## Directions
Using the data below, report how many lines hold the word "icon". Include nothing else in the reply.

## Input for this task
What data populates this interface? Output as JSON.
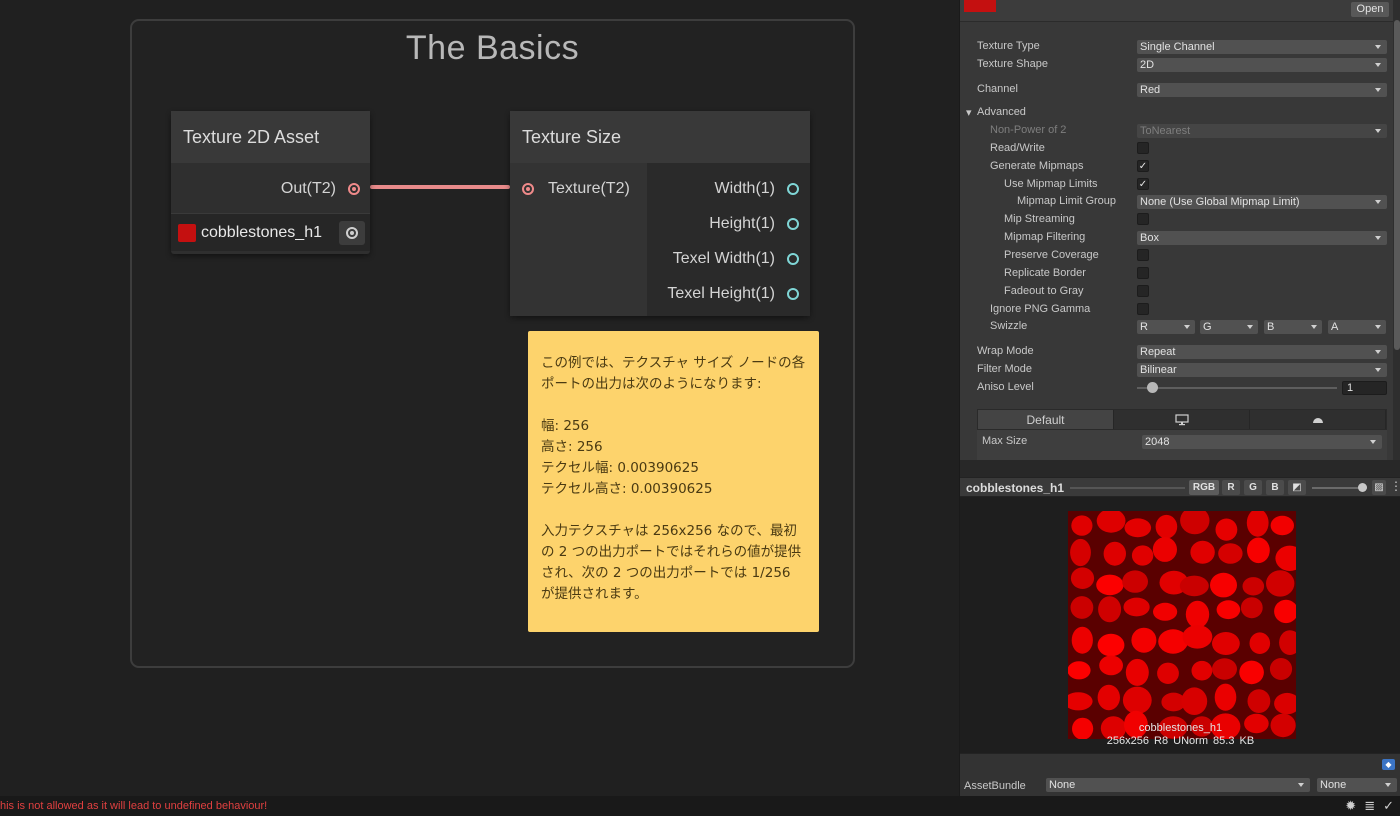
{
  "graph": {
    "group_title": "The Basics",
    "asset_node": {
      "title": "Texture 2D Asset",
      "out_port": "Out(T2)",
      "texture_name": "cobblestones_h1"
    },
    "size_node": {
      "title": "Texture Size",
      "in_port": "Texture(T2)",
      "out_ports": [
        "Width(1)",
        "Height(1)",
        "Texel Width(1)",
        "Texel Height(1)"
      ]
    },
    "sticky_note": {
      "para1": "この例では、テクスチャ サイズ ノードの各ポートの出力は次のようになります:",
      "lines": [
        "幅: 256",
        "高さ: 256",
        "テクセル幅: 0.00390625",
        "テクセル高さ: 0.00390625"
      ],
      "para2": "入力テクスチャは 256x256 なので、最初の 2 つの出力ポートではそれらの値が提供され、次の 2 つの出力ポートでは 1/256 が提供されます。"
    }
  },
  "status_bar": {
    "message": "his is not allowed as it will lead to undefined behaviour!"
  },
  "inspector": {
    "open_button": "Open",
    "texture_type": {
      "label": "Texture Type",
      "value": "Single Channel"
    },
    "texture_shape": {
      "label": "Texture Shape",
      "value": "2D"
    },
    "channel": {
      "label": "Channel",
      "value": "Red"
    },
    "advanced": "Advanced",
    "non_power_of_2": {
      "label": "Non-Power of 2",
      "value": "ToNearest"
    },
    "read_write": {
      "label": "Read/Write",
      "checked": false
    },
    "generate_mipmaps": {
      "label": "Generate Mipmaps",
      "checked": true
    },
    "use_mipmap_limits": {
      "label": "Use Mipmap Limits",
      "checked": true
    },
    "mipmap_limit_group": {
      "label": "Mipmap Limit Group",
      "value": "None (Use Global Mipmap Limit)"
    },
    "mip_streaming": {
      "label": "Mip Streaming",
      "checked": false
    },
    "mipmap_filtering": {
      "label": "Mipmap Filtering",
      "value": "Box"
    },
    "preserve_coverage": {
      "label": "Preserve Coverage",
      "checked": false
    },
    "replicate_border": {
      "label": "Replicate Border",
      "checked": false
    },
    "fadeout_to_gray": {
      "label": "Fadeout to Gray",
      "checked": false
    },
    "ignore_png_gamma": {
      "label": "Ignore PNG Gamma",
      "checked": false
    },
    "swizzle": {
      "label": "Swizzle",
      "values": [
        "R",
        "G",
        "B",
        "A"
      ]
    },
    "wrap_mode": {
      "label": "Wrap Mode",
      "value": "Repeat"
    },
    "filter_mode": {
      "label": "Filter Mode",
      "value": "Bilinear"
    },
    "aniso_level": {
      "label": "Aniso Level",
      "value": "1"
    },
    "platform_tabs": {
      "default": "Default"
    },
    "max_size": {
      "label": "Max Size",
      "value": "2048"
    }
  },
  "preview": {
    "title": "cobblestones_h1",
    "channels": [
      "RGB",
      "R",
      "G",
      "B"
    ],
    "name": "cobblestones_h1",
    "info": "256x256  R8 UNorm  85.3 KB"
  },
  "asset_bundle": {
    "label": "AssetBundle",
    "name": "None",
    "variant": "None"
  },
  "colors": {
    "sticky": "#fdd36c",
    "texture": "#c41010",
    "wire": "#e88a8a",
    "port_out": "#7fd6d6"
  }
}
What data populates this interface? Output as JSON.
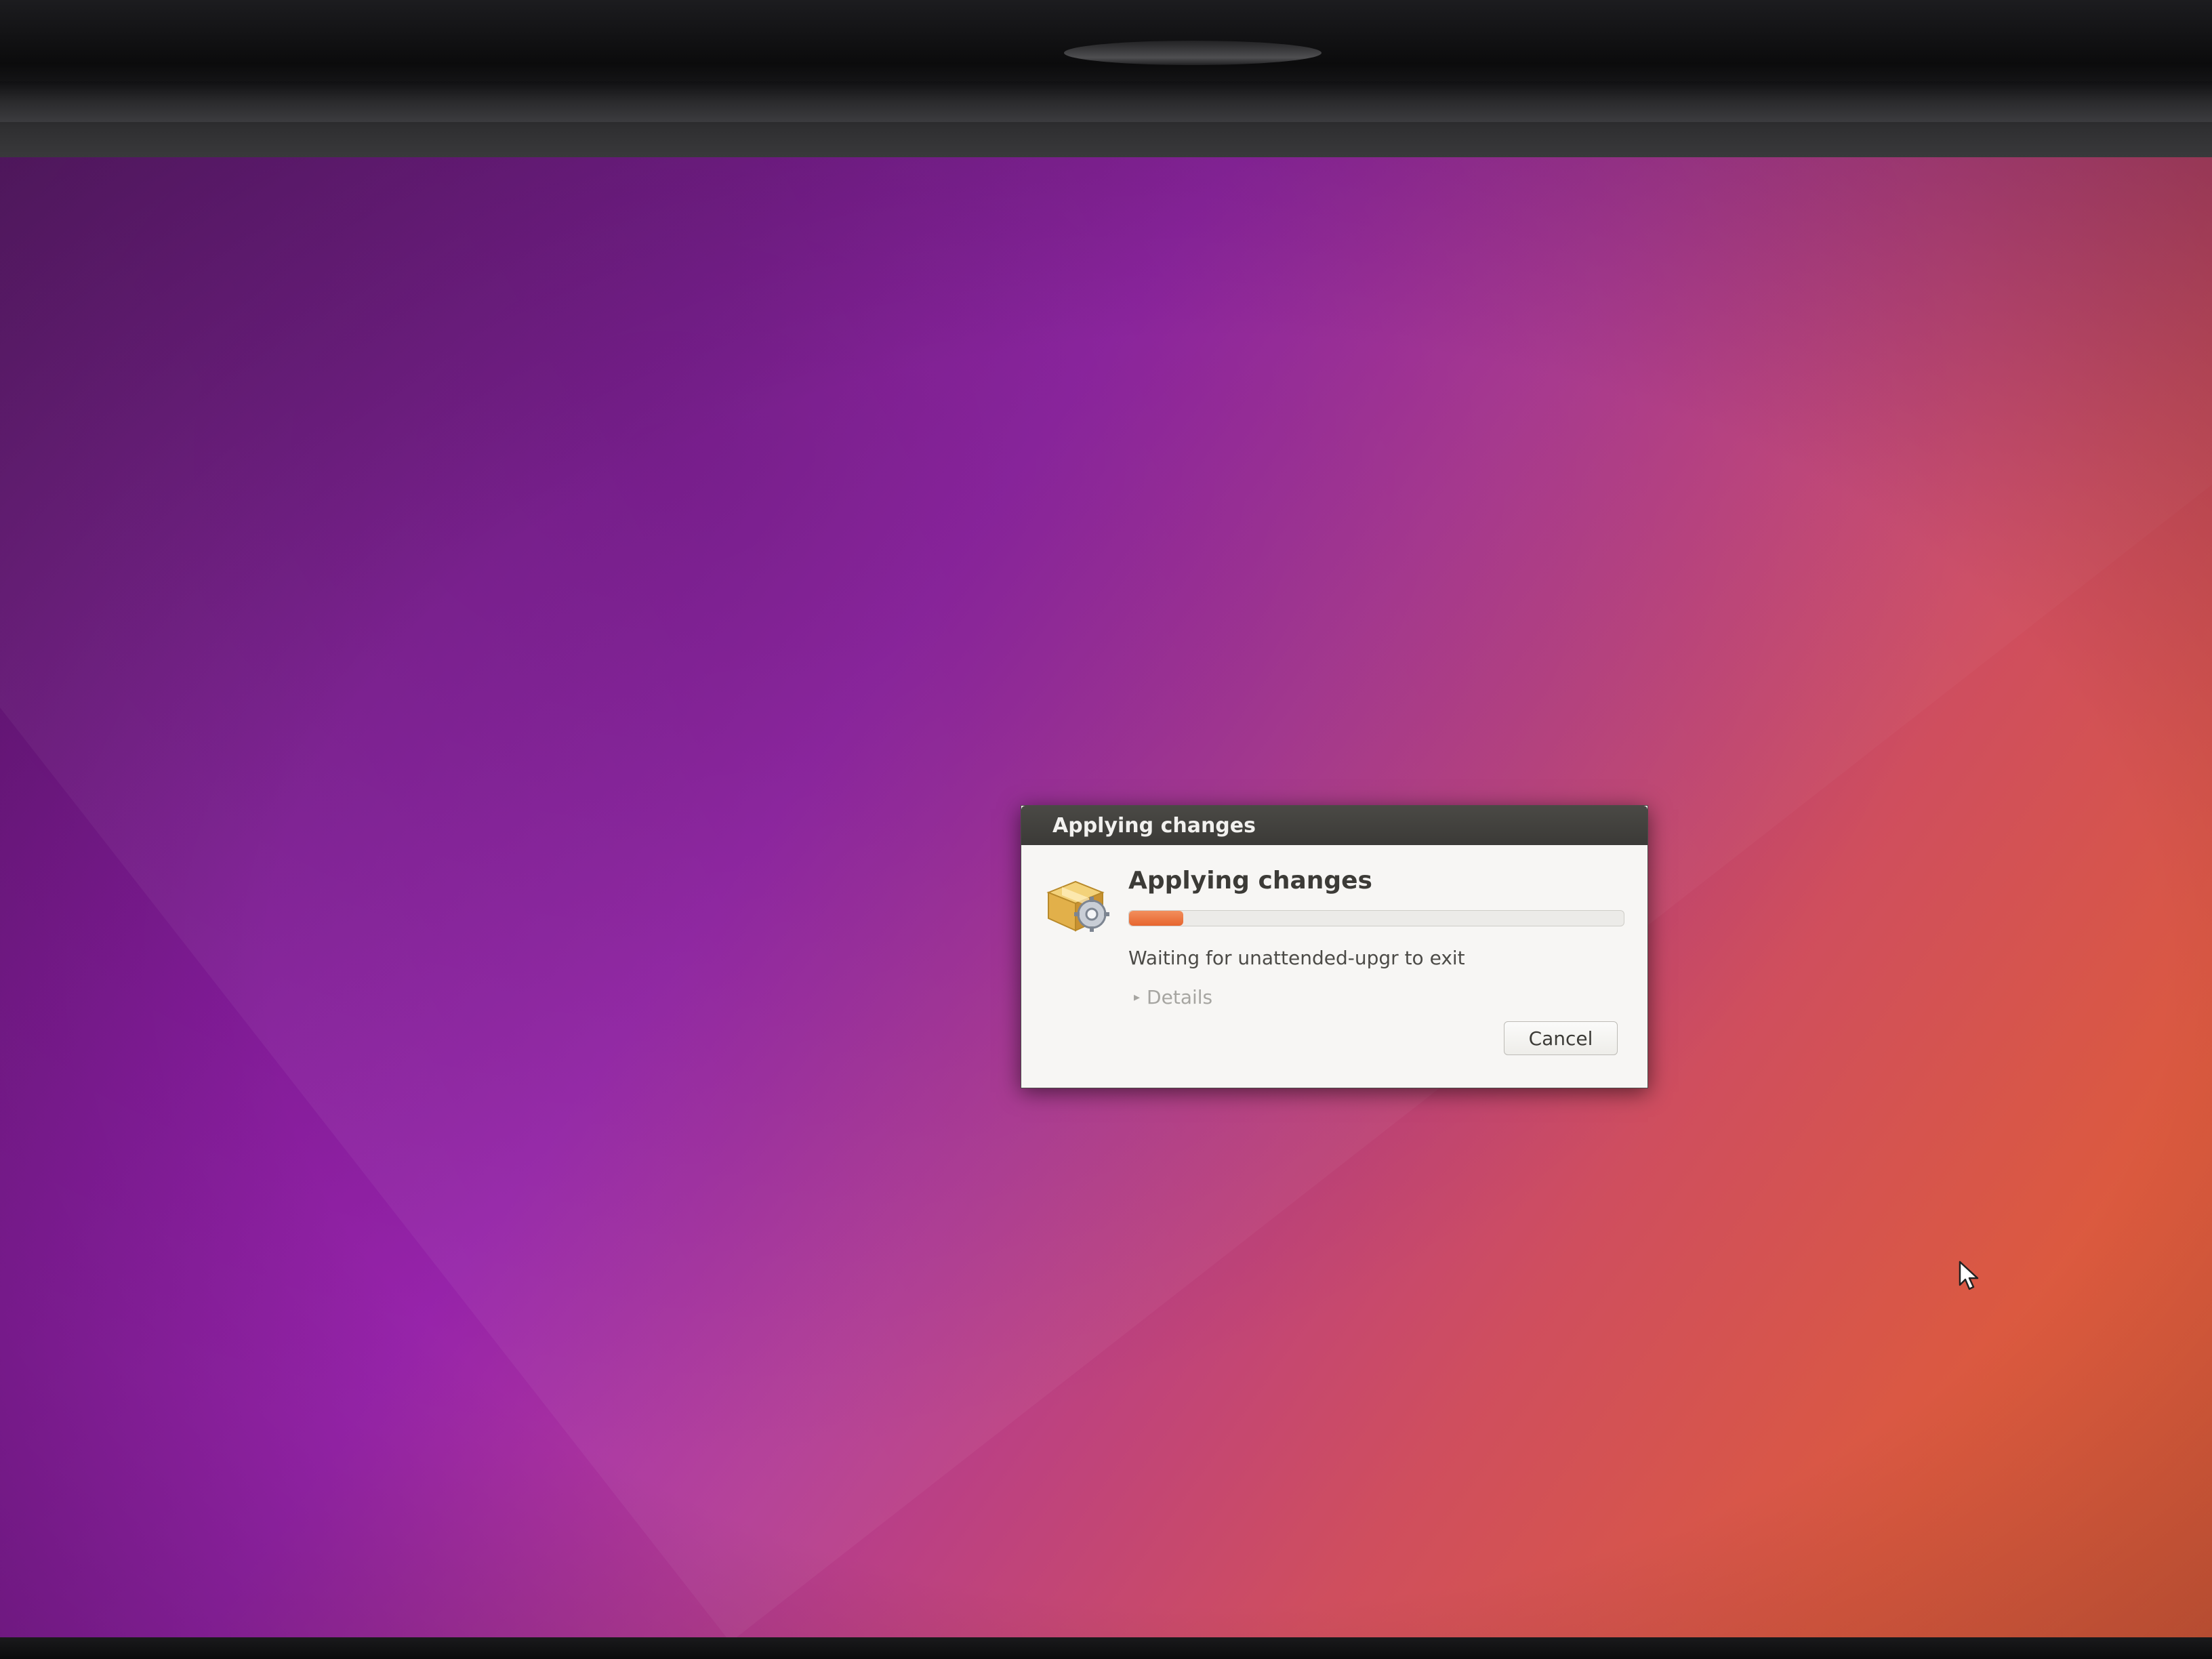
{
  "dialog": {
    "window_title": "Applying changes",
    "heading": "Applying changes",
    "progress": 0.11,
    "status": "Waiting for unattended-upgr to exit",
    "details_label": "Details",
    "details_arrow": "▸",
    "cancel_label": "Cancel",
    "icon": "package-installer-icon"
  },
  "colors": {
    "accent_progress": "#e7652f",
    "titlebar": "#3b3a37",
    "dialog_bg": "#f7f6f4",
    "wallpaper_purple": "#8a1fa0",
    "wallpaper_orange": "#dc5a3e"
  },
  "cursor": {
    "icon": "mouse-pointer-icon"
  }
}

## Answer to this problem
2